WHAT THE TASK ASKS:
Repeat the records. Leave nothing out.

EXTRACTED DATA:
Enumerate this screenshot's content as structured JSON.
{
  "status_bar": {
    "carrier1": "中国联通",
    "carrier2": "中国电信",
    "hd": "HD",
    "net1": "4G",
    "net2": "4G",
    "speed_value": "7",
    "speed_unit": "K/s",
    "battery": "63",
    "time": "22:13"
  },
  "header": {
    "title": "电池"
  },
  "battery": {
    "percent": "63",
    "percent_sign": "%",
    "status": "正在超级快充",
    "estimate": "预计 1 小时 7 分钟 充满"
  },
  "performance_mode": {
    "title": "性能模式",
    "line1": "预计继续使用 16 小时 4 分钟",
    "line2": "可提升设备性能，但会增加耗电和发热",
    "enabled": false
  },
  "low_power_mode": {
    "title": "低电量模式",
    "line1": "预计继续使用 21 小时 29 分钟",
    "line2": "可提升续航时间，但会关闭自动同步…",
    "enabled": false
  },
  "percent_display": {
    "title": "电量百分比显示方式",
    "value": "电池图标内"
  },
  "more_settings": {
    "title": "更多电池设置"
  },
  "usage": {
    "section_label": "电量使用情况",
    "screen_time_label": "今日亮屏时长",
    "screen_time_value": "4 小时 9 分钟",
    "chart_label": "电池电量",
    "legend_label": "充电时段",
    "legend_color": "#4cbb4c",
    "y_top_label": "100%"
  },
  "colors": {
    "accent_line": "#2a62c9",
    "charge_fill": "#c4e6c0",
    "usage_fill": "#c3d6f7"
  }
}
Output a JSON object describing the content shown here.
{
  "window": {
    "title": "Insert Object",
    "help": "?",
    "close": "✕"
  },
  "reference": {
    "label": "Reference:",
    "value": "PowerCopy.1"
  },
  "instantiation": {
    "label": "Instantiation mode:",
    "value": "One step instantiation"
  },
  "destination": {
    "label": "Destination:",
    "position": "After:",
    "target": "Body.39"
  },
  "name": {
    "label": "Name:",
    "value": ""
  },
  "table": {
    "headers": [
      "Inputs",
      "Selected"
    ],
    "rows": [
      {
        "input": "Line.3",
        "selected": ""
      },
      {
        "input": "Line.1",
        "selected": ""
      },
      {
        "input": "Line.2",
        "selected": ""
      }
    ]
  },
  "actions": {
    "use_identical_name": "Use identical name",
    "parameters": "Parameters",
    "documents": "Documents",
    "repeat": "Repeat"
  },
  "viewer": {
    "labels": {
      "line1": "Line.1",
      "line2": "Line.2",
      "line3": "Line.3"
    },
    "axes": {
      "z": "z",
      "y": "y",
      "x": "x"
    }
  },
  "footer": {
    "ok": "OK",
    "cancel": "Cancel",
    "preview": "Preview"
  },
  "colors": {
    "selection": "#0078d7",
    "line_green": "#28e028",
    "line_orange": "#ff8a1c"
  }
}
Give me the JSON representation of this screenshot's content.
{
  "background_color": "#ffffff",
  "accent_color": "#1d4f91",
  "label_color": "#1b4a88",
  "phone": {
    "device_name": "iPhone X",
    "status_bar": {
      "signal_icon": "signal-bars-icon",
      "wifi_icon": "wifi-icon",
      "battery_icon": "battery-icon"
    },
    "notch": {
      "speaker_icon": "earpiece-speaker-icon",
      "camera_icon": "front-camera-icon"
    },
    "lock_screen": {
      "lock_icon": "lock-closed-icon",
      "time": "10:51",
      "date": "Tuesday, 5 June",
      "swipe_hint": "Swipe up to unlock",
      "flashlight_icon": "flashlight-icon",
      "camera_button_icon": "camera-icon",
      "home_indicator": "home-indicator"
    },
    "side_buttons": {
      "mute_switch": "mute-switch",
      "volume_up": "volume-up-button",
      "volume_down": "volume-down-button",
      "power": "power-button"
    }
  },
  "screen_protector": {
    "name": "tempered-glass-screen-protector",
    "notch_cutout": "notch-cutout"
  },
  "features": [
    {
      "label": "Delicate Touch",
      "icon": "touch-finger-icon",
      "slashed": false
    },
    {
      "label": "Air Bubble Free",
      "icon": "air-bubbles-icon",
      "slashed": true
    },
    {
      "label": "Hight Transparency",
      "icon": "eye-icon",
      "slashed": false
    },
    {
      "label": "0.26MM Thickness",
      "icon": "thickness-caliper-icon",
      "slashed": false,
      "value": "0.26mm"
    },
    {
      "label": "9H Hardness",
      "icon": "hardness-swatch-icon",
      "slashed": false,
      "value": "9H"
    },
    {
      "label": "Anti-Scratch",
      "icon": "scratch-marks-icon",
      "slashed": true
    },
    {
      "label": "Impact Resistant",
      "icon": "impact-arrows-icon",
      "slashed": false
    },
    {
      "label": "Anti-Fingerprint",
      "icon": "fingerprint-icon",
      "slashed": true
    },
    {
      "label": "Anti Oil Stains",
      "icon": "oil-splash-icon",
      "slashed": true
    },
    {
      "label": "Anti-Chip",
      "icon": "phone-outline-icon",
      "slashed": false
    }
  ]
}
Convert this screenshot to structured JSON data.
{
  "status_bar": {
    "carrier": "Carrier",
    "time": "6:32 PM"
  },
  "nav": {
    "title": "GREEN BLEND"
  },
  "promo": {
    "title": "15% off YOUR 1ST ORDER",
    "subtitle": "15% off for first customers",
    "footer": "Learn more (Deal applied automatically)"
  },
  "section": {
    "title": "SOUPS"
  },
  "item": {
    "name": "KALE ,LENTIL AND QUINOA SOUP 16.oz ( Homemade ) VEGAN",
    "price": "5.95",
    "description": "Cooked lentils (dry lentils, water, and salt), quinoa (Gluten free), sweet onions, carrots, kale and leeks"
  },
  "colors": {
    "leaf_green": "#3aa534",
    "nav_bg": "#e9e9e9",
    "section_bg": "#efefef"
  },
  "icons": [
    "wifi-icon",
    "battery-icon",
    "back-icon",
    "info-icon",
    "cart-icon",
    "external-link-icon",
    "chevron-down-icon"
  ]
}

RESPONSE FOR THIS EXERCISE:
Enumerate this screenshot's content as structured JSON.
{
  "status_bar": {
    "carrier1": "中国联通",
    "carrier2": "中国电信",
    "hd": "HD",
    "net1": "4G",
    "net2": "4G",
    "speed_value": "7",
    "speed_unit": "K/s",
    "battery": "63",
    "time": "22:13"
  },
  "header": {
    "title": "电池"
  },
  "battery": {
    "percent": "63",
    "percent_sign": "%",
    "status": "正在超级快充",
    "estimate": "预计 1 小时 7 分钟 充满"
  },
  "performance_mode": {
    "title": "性能模式",
    "line1": "预计继续使用 16 小时 4 分钟",
    "line2": "可提升设备性能，但会增加耗电和发热",
    "enabled": false
  },
  "low_power_mode": {
    "title": "低电量模式",
    "line1": "预计继续使用 21 小时 29 分钟",
    "line2": "可提升续航时间，但会关闭自动同步…",
    "enabled": false
  },
  "percent_display": {
    "title": "电量百分比显示方式",
    "value": "电池图标内"
  },
  "more_settings": {
    "title": "更多电池设置"
  },
  "usage": {
    "section_label": "电量使用情况",
    "screen_time_label": "今日亮屏时长",
    "screen_time_value": "4 小时 9 分钟",
    "chart_label": "电池电量",
    "legend_label": "充电时段",
    "legend_color": "#4cbb4c",
    "y_top_label": "100%"
  },
  "colors": {
    "accent_line": "#2a62c9",
    "charge_fill": "#c4e6c0",
    "usage_fill": "#c3d6f7"
  }
}
Output a JSON object describing the content shown here.
{
  "window": {
    "title": "Insert Object",
    "help": "?",
    "close": "✕"
  },
  "reference": {
    "label": "Reference:",
    "value": "PowerCopy.1"
  },
  "instantiation": {
    "label": "Instantiation mode:",
    "value": "One step instantiation"
  },
  "destination": {
    "label": "Destination:",
    "position": "After:",
    "target": "Body.39"
  },
  "name": {
    "label": "Name:",
    "value": ""
  },
  "table": {
    "headers": [
      "Inputs",
      "Selected"
    ],
    "rows": [
      {
        "input": "Line.3",
        "selected": ""
      },
      {
        "input": "Line.1",
        "selected": ""
      },
      {
        "input": "Line.2",
        "selected": ""
      }
    ]
  },
  "actions": {
    "use_identical_name": "Use identical name",
    "parameters": "Parameters",
    "documents": "Documents",
    "repeat": "Repeat"
  },
  "viewer": {
    "labels": {
      "line1": "Line.1",
      "line2": "Line.2",
      "line3": "Line.3"
    },
    "axes": {
      "z": "z",
      "y": "y",
      "x": "x"
    }
  },
  "footer": {
    "ok": "OK",
    "cancel": "Cancel",
    "preview": "Preview"
  },
  "colors": {
    "selection": "#0078d7",
    "line_green": "#28e028",
    "line_orange": "#ff8a1c"
  }
}
Give me the JSON representation of this screenshot's content.
{
  "background_color": "#ffffff",
  "accent_color": "#1d4f91",
  "label_color": "#1b4a88",
  "phone": {
    "device_name": "iPhone X",
    "status_bar": {
      "signal_icon": "signal-bars-icon",
      "wifi_icon": "wifi-icon",
      "battery_icon": "battery-icon"
    },
    "notch": {
      "speaker_icon": "earpiece-speaker-icon",
      "camera_icon": "front-camera-icon"
    },
    "lock_screen": {
      "lock_icon": "lock-closed-icon",
      "time": "10:51",
      "date": "Tuesday, 5 June",
      "swipe_hint": "Swipe up to unlock",
      "flashlight_icon": "flashlight-icon",
      "camera_button_icon": "camera-icon",
      "home_indicator": "home-indicator"
    },
    "side_buttons": {
      "mute_switch": "mute-switch",
      "volume_up": "volume-up-button",
      "volume_down": "volume-down-button",
      "power": "power-button"
    }
  },
  "screen_protector": {
    "name": "tempered-glass-screen-protector",
    "notch_cutout": "notch-cutout"
  },
  "features": [
    {
      "label": "Delicate Touch",
      "icon": "touch-finger-icon",
      "slashed": false
    },
    {
      "label": "Air Bubble Free",
      "icon": "air-bubbles-icon",
      "slashed": true
    },
    {
      "label": "Hight Transparency",
      "icon": "eye-icon",
      "slashed": false
    },
    {
      "label": "0.26MM Thickness",
      "icon": "thickness-caliper-icon",
      "slashed": false,
      "value": "0.26mm"
    },
    {
      "label": "9H Hardness",
      "icon": "hardness-swatch-icon",
      "slashed": false,
      "value": "9H"
    },
    {
      "label": "Anti-Scratch",
      "icon": "scratch-marks-icon",
      "slashed": true
    },
    {
      "label": "Impact Resistant",
      "icon": "impact-arrows-icon",
      "slashed": false
    },
    {
      "label": "Anti-Fingerprint",
      "icon": "fingerprint-icon",
      "slashed": true
    },
    {
      "label": "Anti Oil Stains",
      "icon": "oil-splash-icon",
      "slashed": true
    },
    {
      "label": "Anti-Chip",
      "icon": "phone-outline-icon",
      "slashed": false
    }
  ]
}
Convert this screenshot to structured JSON data.
{
  "status_bar": {
    "carrier": "Carrier",
    "time": "6:32 PM"
  },
  "nav": {
    "title": "GREEN BLEND"
  },
  "promo": {
    "title": "15% off YOUR 1ST ORDER",
    "subtitle": "15% off for first customers",
    "footer": "Learn more (Deal applied automatically)"
  },
  "section": {
    "title": "SOUPS"
  },
  "item": {
    "name": "KALE ,LENTIL AND QUINOA SOUP 16.oz ( Homemade ) VEGAN",
    "price": "5.95",
    "description": "Cooked lentils (dry lentils, water, and salt), quinoa (Gluten free), sweet onions, carrots, kale and leeks"
  },
  "colors": {
    "leaf_green": "#3aa534",
    "nav_bg": "#e9e9e9",
    "section_bg": "#efefef"
  },
  "icons": [
    "wifi-icon",
    "battery-icon",
    "back-icon",
    "info-icon",
    "cart-icon",
    "external-link-icon",
    "chevron-down-icon"
  ]
}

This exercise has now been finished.